That disparity is an anomaly that only a trained accountant could pick out. Now, the majority of contractors retain their income within the company’s net profits. A lay-advisor will not make the connection between:

Does the lack of in-branch training put contract income off limits?

By withholding profit, contractors’ profits are only subject to corporation tax. These rates, in turn, HMRC brackets against top line income.

All that an untrained adviser sees in post-tax accounts is equivalent salary and dividends. It’s this figure they’ll try to make fit into their affordability assessment.

So even if you get over the first hurdle, the mortgage offer based on their figures can be restrictive.

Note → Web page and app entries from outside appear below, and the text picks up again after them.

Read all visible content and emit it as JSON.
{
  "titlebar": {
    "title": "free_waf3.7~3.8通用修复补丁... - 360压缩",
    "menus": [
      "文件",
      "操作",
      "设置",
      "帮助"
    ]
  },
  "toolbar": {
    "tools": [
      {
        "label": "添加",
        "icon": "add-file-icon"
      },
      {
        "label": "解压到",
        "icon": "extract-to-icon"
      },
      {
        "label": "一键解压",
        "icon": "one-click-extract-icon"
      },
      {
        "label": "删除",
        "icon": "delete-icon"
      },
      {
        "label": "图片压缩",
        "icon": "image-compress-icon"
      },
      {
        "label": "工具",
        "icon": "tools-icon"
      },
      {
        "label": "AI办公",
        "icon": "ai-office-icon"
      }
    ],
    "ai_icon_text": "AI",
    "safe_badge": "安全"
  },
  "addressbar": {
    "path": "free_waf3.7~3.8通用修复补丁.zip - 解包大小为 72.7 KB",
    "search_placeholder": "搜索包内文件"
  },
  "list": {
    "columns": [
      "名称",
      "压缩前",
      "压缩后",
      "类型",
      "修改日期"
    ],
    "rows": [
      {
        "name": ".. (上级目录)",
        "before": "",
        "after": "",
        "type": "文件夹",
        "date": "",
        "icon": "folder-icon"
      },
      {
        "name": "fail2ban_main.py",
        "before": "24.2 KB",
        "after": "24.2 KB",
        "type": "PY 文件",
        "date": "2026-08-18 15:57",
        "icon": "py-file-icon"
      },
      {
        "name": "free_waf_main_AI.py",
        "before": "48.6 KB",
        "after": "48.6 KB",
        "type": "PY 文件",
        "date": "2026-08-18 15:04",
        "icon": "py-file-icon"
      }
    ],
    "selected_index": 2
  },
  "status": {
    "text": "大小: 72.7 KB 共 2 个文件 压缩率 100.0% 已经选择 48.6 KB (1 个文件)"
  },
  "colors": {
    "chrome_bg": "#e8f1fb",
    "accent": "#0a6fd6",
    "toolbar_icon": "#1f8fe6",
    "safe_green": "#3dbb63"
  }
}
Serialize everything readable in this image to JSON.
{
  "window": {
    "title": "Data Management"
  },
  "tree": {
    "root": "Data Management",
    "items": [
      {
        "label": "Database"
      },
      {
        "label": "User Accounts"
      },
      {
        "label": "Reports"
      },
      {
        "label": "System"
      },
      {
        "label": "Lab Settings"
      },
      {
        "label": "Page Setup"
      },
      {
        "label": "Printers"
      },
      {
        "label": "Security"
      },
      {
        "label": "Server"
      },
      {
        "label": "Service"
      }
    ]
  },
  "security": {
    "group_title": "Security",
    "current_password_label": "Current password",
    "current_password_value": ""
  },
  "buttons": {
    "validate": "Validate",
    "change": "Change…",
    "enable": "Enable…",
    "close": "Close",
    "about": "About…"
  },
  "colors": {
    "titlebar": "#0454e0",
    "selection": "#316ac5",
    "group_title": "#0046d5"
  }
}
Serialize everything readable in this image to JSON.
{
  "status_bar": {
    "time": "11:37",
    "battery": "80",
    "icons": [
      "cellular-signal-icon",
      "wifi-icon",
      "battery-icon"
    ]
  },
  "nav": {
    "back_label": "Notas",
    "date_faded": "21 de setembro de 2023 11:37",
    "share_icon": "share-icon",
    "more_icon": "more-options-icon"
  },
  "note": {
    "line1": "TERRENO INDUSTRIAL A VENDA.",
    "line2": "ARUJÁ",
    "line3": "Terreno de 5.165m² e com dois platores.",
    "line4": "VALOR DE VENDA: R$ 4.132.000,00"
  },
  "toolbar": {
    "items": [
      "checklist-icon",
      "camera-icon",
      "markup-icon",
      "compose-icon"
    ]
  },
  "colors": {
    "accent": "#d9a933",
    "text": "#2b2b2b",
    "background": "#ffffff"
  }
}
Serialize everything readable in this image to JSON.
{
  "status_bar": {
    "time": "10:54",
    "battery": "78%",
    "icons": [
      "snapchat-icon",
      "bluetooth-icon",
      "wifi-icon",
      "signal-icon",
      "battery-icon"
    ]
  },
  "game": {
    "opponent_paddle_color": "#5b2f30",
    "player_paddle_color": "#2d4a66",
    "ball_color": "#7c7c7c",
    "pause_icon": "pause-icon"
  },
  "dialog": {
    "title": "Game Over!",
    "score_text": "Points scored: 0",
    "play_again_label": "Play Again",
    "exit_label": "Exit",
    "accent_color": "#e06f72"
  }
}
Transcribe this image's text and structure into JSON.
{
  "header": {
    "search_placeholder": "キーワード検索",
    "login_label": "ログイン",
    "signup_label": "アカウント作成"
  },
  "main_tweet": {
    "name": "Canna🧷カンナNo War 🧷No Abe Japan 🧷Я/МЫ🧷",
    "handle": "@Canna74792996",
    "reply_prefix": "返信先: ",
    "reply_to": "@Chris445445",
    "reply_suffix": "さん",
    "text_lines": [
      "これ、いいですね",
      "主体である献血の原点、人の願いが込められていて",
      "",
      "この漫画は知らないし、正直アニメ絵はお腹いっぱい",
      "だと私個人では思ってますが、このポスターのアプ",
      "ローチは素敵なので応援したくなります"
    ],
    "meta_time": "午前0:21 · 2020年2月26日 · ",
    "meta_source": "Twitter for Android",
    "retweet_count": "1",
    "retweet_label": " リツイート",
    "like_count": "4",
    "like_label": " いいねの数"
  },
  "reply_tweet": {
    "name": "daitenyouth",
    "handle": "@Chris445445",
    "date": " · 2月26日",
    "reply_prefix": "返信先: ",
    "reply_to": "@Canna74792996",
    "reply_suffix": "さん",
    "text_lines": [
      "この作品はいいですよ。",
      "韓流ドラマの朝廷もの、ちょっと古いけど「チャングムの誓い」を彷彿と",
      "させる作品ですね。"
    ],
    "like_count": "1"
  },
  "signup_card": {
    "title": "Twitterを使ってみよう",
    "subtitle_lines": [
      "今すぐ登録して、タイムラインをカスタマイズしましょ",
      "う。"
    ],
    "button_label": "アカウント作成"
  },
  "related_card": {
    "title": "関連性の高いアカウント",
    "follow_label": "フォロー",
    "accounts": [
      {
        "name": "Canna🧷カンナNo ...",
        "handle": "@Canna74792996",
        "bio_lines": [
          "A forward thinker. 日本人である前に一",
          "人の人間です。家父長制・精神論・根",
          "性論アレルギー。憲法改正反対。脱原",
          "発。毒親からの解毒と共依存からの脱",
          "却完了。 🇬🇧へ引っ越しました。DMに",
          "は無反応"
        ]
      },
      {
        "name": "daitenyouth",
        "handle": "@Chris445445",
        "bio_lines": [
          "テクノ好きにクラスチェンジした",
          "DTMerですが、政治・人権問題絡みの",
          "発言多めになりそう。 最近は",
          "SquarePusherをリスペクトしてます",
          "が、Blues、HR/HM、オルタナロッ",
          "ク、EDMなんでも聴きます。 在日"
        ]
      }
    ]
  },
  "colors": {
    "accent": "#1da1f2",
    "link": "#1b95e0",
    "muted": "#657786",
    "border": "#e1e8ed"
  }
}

Most people use the affordability factor of 4½ or 5 times their salary as the benchmark to what they can afford.

If you’ve applied for a mortgage or remortgage based on those figures, you won’t even get a look-in. The bank’s offer will fall short of what you want to borrow, and by some way.

You may be beginning to think that High Street contractor mortgages don’t exist. For the majority of banks with a High Street, you’d be right.

But there’s a plethora of lenders who’ll go through a broker to get a contractor a mortgage. Here’s why.

More questions than answers? Not if you look in the right place

Now, here’s a question:

if you were a trained accountant, would you be working as a call centre or in branch mortgage adviser?

We’d guess not, right?

So, here’s another question:

how does a contractor gain access to someone who’ll understand their payment structure?

Please, if you’d be so kind, allow us to introduce: the specialist mortgage broker.

Specialist mortgage brokers are a contractor’s key to accessing the property ladder. The vast majority only specialise in getting mortgages for independent professionals.

It’s imperative they do. But that effort makes it a win-win situation for both the contractor and the underwriter.

Talking to underwriters in a language they understand

The broker is, if you like, the interpreter.

In some instances, they’ve helped the mortgage lender understand the way contractors pay themselves. Based on that understanding, the lender’s been able to develop a bespoke contractor policy.

They also understand contractors. It doesn’t matter if they use an umbrella company or retain a unique limited company identity. A contractor mortgage specialist understands their world.

A contractor will give the broker what they need to kick-start the mortgage process. That’s often:

That’s it. That’s all most genuine contractor mortgage lenders need to put together their mortgage offer.

In some cases, it’s even less. Contractor-friendly lenders use contract-based underwriting, but they adapt it to their brand’s ethos.

So, no: there’s no ‘one-size-fits-all’ method of working out a contractor’s affordability.
It’s here where the specialist broker is a contractor’s trump card.

It’s not what you know (okay – it is, a bit)

Specialised brokers deal with most contractor friendly lenders day in, day out.

They know which lender offers a mortgage that’s the best fit for each contractor.

Yes, they know that each bank and building society has its own unique criteria. But through experience, they know that no two contractors are alike, either.

The broker gets all that. With that knowledge they can package your mortgage application just so. They’ll then present your affordability in a way they know underwriters can see immediately.

A specialist broker can save you time, money and heartache

The different ways lenders work out a contractor’s suitability are many. So much so that you’d need a guide to all the contractor-friendly lenders to realise its scope.

But if you deal with a specialist contractor mortgage broker, you don’t need to read all that.

Freelancer Financials, for instance, get to know each client inside out. By talking through your situation they can give you the best chance of mortgage success.

If you’ve struggled with mainstream lenders, know this: the problem isn’t that you contract. It’s that High Street lenders use affordability calculations that don’t optimise your payment structure.

Don’t get down about your situation if the High Street’s let you down. There is a better way of getting mortgages for contractors. And, yes: you can take that to the bank specialist mortgage broker.

Author: John Yerou